A recent and much-discussed video by National Geographic makes us understand the special and magical experience of a wildlife photographer in a better way. The video is about Michel d’Oultremont, a Belgian photographer who explains the pursuit of the perfect photo of a wild animal. The video makes clear that excelling as a wildlife photographer means hard work and a lot of patience in particular. Solitary hiking at daytime and at night and waiting for hours in the cold or in the heat, not knowing whether, at the end of the day, you’ll be rewarded with a great photo or not…
In any case this video has increased my respect for all those who dedicate themselves to wildlife photography!
You can find more pictures taken by Michel d’Oultremont here.
Surveillance, big data and the Transparent Man – keywords that have been popping up very often in the media in recent years.
They are often accompanied by articles on Facebook, Google & co who keep observing all our moves and collecting data in order to make profits in the best possible way. Names like NSA and Edward Snowden are also known to most of us and do not really make us feel that good.
I still remember it as if it had been yesterday. Even though I’ve never been affected myself as somebody who grew up in Austria and who had the privilege of going to the sea twice a year. To the sea in Yugoslavia. Even I feel strange writing this name although I never really came to know Yugoslavia and the war there happened at a time I can hardly remember. I was young and didn’t really have much interest in news and in wars. Yet I remember clearly how I was having breakfast with my parents and my sister in Rovinj and my parents kept discussing a bit nervously to consider returning to Austria earlier from our holiday.
“[we] come from nature.…There is an importance to [having] a certain reverence for what nature is because we are connected to it… If we destroy nature, we destroy ourselves.” – Edward Burtynsky

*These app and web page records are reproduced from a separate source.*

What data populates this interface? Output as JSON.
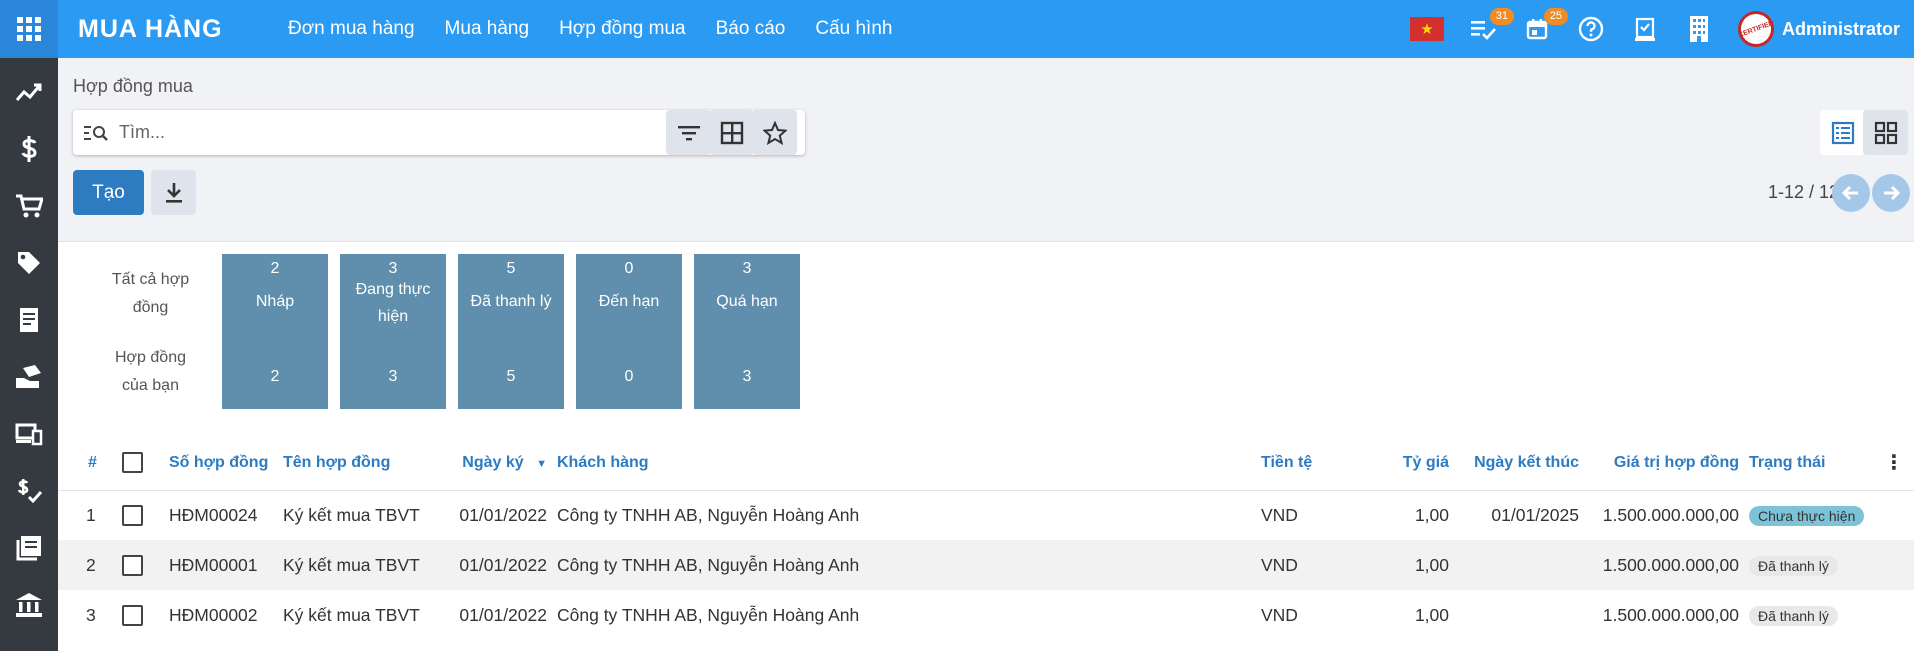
{
  "app": {
    "brand": "MUA HÀNG",
    "menu": [
      "Đơn mua hàng",
      "Mua hàng",
      "Hợp đồng mua",
      "Báo cáo",
      "Cấu hình"
    ],
    "badges": {
      "tasks": "31",
      "calendar": "25"
    },
    "flag_star": "★",
    "user": "Administrator",
    "avatar_text": "CERTIFIED"
  },
  "sidebar": [
    "chart-icon",
    "dollar-icon",
    "cart-icon",
    "tag-icon",
    "invoice-icon",
    "hand-icon",
    "devices-icon",
    "money-check-icon",
    "book-icon",
    "bank-icon"
  ],
  "page": {
    "breadcrumb": "Hợp đồng mua",
    "search_placeholder": "Tìm...",
    "create_label": "Tạo",
    "pager": "1-12 / 12"
  },
  "summary": {
    "row_all": "Tất cả hợp đồng",
    "row_mine": "Hợp đồng của bạn",
    "tiles": [
      {
        "count": "2",
        "label": "Nháp",
        "mine": "2"
      },
      {
        "count": "3",
        "label": "Đang thực hiện",
        "mine": "3"
      },
      {
        "count": "5",
        "label": "Đã thanh lý",
        "mine": "5"
      },
      {
        "count": "0",
        "label": "Đến hạn",
        "mine": "0"
      },
      {
        "count": "3",
        "label": "Quá hạn",
        "mine": "3"
      }
    ]
  },
  "table": {
    "columns": [
      "#",
      "Số hợp đồng",
      "Tên hợp đồng",
      "Ngày ký",
      "Khách hàng",
      "Tiền tệ",
      "Tỷ giá",
      "Ngày kết thúc",
      "Giá trị hợp đồng",
      "Trạng thái"
    ],
    "rows": [
      {
        "n": "1",
        "code": "HĐM00024",
        "name": "Ký kết mua TBVT",
        "date": "01/01/2022",
        "customer": "Công ty TNHH AB, Nguyễn Hoàng Anh",
        "currency": "VND",
        "rate": "1,00",
        "end": "01/01/2025",
        "value": "1.500.000.000,00",
        "status": "Chưa thực hiện"
      },
      {
        "n": "2",
        "code": "HĐM00001",
        "name": "Ký kết mua TBVT",
        "date": "01/01/2022",
        "customer": "Công ty TNHH AB, Nguyễn Hoàng Anh",
        "currency": "VND",
        "rate": "1,00",
        "end": "",
        "value": "1.500.000.000,00",
        "status": "Đã thanh lý"
      },
      {
        "n": "3",
        "code": "HĐM00002",
        "name": "Ký kết mua TBVT",
        "date": "01/01/2022",
        "customer": "Công ty TNHH AB, Nguyễn Hoàng Anh",
        "currency": "VND",
        "rate": "1,00",
        "end": "",
        "value": "1.500.000.000,00",
        "status": "Đã thanh lý"
      }
    ]
  },
  "colors": {
    "topbar": "#2b9af3",
    "sidebar": "#343a40",
    "tile": "#5f8fac",
    "accent": "#2d7cc2"
  }
}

Photo credit: Edward Burtynsky
When you think about how little a human-being is compared to the size of our planet it’s only hard to imagine what great impact we still have. For millennia human-beings have exploited the resources of nature. In the course of time mankind has developed more and more modern methods to reach even more resources. To achieve this new technologies and machines have been created. The number of the natural resources people need for their constantly changing lifestyle is also increasing. We keep changing our planet and leaving traces every day, even if we may not really be aware of it.